Passengers vent frustrations over crying babies and the overweight
Airlines are facing an increasing vocal demand from passengers – not to sit near families with young children or next to “large people”. A debate is raging about the ethics of whether or not to provide designated areas for kids and other passengers who have the potential to turn long flights into uncomfortable and frustrating experiences. Passengers who are tall are also demanding their own special seats. Some passengers want families banned from business class. The ability for angry passengers to communicate their concerns quickly using social media – increasingly from the flight itself – has the potential to give airlines and flight attendants a bad image.
Polls show that a majority of passengers support the idea of having sections in the cabin set aside for families, or even having adult-only flights. Some overweight passengers, who can feel humiliated when airlines enforce rules that say they must pay for a second seat, agree that a separate area for them may be a good idea. Some travel analysts say that this could actually enhance an airline’s image, giving it a marketing edge by helping it to stand out from the crowd. But from a practical viewpoint, it would be hard to enforce logistically.
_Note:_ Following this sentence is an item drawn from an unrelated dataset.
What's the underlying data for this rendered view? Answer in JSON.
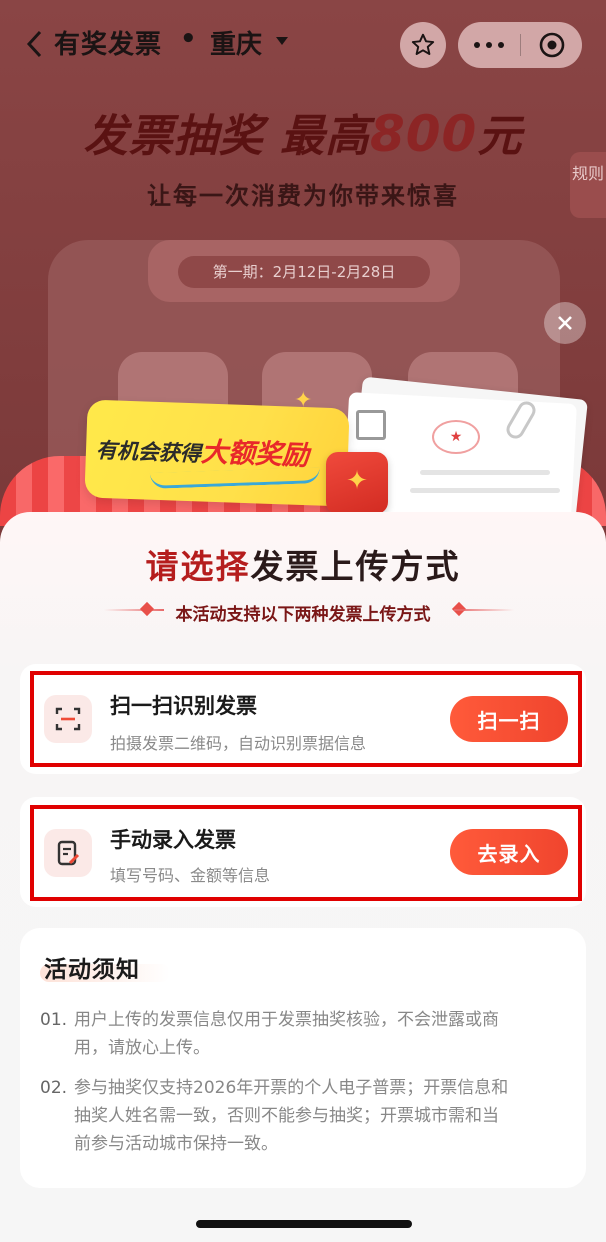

After all, how far away from a crying baby can a passenger be not to be disturbed by it?